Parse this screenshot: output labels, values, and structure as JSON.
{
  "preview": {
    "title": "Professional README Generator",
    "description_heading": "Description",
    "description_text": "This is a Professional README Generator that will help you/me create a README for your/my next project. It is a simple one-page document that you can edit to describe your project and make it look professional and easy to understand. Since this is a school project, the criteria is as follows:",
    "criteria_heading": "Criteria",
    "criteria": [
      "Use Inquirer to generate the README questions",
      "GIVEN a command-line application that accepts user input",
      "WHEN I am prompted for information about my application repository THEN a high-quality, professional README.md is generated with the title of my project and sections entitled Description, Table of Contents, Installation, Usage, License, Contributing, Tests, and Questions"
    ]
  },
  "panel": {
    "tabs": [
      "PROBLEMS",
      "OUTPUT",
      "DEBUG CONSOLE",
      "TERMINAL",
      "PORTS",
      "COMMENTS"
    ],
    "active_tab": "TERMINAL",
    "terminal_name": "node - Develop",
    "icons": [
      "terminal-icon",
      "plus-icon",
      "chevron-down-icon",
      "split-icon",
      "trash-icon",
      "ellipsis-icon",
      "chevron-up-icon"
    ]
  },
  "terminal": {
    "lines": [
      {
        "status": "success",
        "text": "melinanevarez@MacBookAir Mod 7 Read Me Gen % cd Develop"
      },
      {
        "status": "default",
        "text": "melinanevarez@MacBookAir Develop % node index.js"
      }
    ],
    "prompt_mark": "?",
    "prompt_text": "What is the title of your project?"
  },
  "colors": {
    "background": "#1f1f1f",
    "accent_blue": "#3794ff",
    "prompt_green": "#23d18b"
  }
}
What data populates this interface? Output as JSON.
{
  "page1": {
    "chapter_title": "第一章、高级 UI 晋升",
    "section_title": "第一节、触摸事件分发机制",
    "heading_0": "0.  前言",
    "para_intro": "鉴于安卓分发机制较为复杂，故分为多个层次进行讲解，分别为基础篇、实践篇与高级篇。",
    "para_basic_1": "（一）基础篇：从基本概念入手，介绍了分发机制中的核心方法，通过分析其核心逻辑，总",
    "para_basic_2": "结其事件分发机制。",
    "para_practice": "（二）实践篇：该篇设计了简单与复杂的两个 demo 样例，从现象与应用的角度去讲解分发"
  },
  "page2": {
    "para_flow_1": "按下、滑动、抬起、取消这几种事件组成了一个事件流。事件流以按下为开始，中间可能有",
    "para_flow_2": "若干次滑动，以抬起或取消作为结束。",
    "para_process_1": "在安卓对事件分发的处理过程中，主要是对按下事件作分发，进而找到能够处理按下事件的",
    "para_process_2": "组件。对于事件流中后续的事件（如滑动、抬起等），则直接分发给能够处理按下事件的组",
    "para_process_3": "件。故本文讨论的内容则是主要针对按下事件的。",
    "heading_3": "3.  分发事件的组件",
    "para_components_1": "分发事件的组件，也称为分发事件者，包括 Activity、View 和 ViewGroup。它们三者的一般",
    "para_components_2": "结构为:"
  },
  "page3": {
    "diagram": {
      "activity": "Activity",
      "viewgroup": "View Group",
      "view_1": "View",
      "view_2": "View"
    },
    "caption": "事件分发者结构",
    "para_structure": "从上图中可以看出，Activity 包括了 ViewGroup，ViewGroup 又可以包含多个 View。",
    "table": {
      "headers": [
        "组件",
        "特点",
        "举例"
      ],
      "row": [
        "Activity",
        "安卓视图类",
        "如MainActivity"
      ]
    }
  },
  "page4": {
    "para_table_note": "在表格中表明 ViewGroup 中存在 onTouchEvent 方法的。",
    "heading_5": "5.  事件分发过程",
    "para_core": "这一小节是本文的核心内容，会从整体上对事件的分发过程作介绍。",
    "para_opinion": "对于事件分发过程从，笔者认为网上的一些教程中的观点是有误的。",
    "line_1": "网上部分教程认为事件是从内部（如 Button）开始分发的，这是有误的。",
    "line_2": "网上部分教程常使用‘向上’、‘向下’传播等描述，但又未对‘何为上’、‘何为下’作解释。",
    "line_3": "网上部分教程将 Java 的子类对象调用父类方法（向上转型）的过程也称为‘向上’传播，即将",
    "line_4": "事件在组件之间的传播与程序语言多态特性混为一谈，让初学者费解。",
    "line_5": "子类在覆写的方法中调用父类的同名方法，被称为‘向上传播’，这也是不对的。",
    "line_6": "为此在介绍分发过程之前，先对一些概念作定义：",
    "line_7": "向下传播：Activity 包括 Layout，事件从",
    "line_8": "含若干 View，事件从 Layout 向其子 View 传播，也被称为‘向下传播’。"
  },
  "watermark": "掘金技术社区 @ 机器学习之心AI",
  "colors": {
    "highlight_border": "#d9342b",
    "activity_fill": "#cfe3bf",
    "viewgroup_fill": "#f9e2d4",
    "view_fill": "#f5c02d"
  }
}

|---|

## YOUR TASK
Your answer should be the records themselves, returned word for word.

## RESPONSE AREA
Parse this screenshot: output labels, values, and structure as JSON.
{
  "preview": {
    "title": "Professional README Generator",
    "description_heading": "Description",
    "description_text": "This is a Professional README Generator that will help you/me create a README for your/my next project. It is a simple one-page document that you can edit to describe your project and make it look professional and easy to understand. Since this is a school project, the criteria is as follows:",
    "criteria_heading": "Criteria",
    "criteria": [
      "Use Inquirer to generate the README questions",
      "GIVEN a command-line application that accepts user input",
      "WHEN I am prompted for information about my application repository THEN a high-quality, professional README.md is generated with the title of my project and sections entitled Description, Table of Contents, Installation, Usage, License, Contributing, Tests, and Questions"
    ]
  },
  "panel": {
    "tabs": [
      "PROBLEMS",
      "OUTPUT",
      "DEBUG CONSOLE",
      "TERMINAL",
      "PORTS",
      "COMMENTS"
    ],
    "active_tab": "TERMINAL",
    "terminal_name": "node - Develop",
    "icons": [
      "terminal-icon",
      "plus-icon",
      "chevron-down-icon",
      "split-icon",
      "trash-icon",
      "ellipsis-icon",
      "chevron-up-icon"
    ]
  },
  "terminal": {
    "lines": [
      {
        "status": "success",
        "text": "melinanevarez@MacBookAir Mod 7 Read Me Gen % cd Develop"
      },
      {
        "status": "default",
        "text": "melinanevarez@MacBookAir Develop % node index.js"
      }
    ],
    "prompt_mark": "?",
    "prompt_text": "What is the title of your project?"
  },
  "colors": {
    "background": "#1f1f1f",
    "accent_blue": "#3794ff",
    "prompt_green": "#23d18b"
  }
}
What data populates this interface? Output as JSON.
{
  "page1": {
    "chapter_title": "第一章、高级 UI 晋升",
    "section_title": "第一节、触摸事件分发机制",
    "heading_0": "0.  前言",
    "para_intro": "鉴于安卓分发机制较为复杂，故分为多个层次进行讲解，分别为基础篇、实践篇与高级篇。",
    "para_basic_1": "（一）基础篇：从基本概念入手，介绍了分发机制中的核心方法，通过分析其核心逻辑，总",
    "para_basic_2": "结其事件分发机制。",
    "para_practice": "（二）实践篇：该篇设计了简单与复杂的两个 demo 样例，从现象与应用的角度去讲解分发"
  },
  "page2": {
    "para_flow_1": "按下、滑动、抬起、取消这几种事件组成了一个事件流。事件流以按下为开始，中间可能有",
    "para_flow_2": "若干次滑动，以抬起或取消作为结束。",
    "para_process_1": "在安卓对事件分发的处理过程中，主要是对按下事件作分发，进而找到能够处理按下事件的",
    "para_process_2": "组件。对于事件流中后续的事件（如滑动、抬起等），则直接分发给能够处理按下事件的组",
    "para_process_3": "件。故本文讨论的内容则是主要针对按下事件的。",
    "heading_3": "3.  分发事件的组件",
    "para_components_1": "分发事件的组件，也称为分发事件者，包括 Activity、View 和 ViewGroup。它们三者的一般",
    "para_components_2": "结构为:"
  },
  "page3": {
    "diagram": {
      "activity": "Activity",
      "viewgroup": "View Group",
      "view_1": "View",
      "view_2": "View"
    },
    "caption": "事件分发者结构",
    "para_structure": "从上图中可以看出，Activity 包括了 ViewGroup，ViewGroup 又可以包含多个 View。",
    "table": {
      "headers": [
        "组件",
        "特点",
        "举例"
      ],
      "row": [
        "Activity",
        "安卓视图类",
        "如MainActivity"
      ]
    }
  },
  "page4": {
    "para_table_note": "在表格中表明 ViewGroup 中存在 onTouchEvent 方法的。",
    "heading_5": "5.  事件分发过程",
    "para_core": "这一小节是本文的核心内容，会从整体上对事件的分发过程作介绍。",
    "para_opinion": "对于事件分发过程从，笔者认为网上的一些教程中的观点是有误的。",
    "line_1": "网上部分教程认为事件是从内部（如 Button）开始分发的，这是有误的。",
    "line_2": "网上部分教程常使用‘向上’、‘向下’传播等描述，但又未对‘何为上’、‘何为下’作解释。",
    "line_3": "网上部分教程将 Java 的子类对象调用父类方法（向上转型）的过程也称为‘向上’传播，即将",
    "line_4": "事件在组件之间的传播与程序语言多态特性混为一谈，让初学者费解。",
    "line_5": "子类在覆写的方法中调用父类的同名方法，被称为‘向上传播’，这也是不对的。",
    "line_6": "为此在介绍分发过程之前，先对一些概念作定义：",
    "line_7": "向下传播：Activity 包括 Layout，事件从",
    "line_8": "含若干 View，事件从 Layout 向其子 View 传播，也被称为‘向下传播’。"
  },
  "watermark": "掘金技术社区 @ 机器学习之心AI",
  "colors": {
    "highlight_border": "#d9342b",
    "activity_fill": "#cfe3bf",
    "viewgroup_fill": "#f9e2d4",
    "view_fill": "#f5c02d"
  }
}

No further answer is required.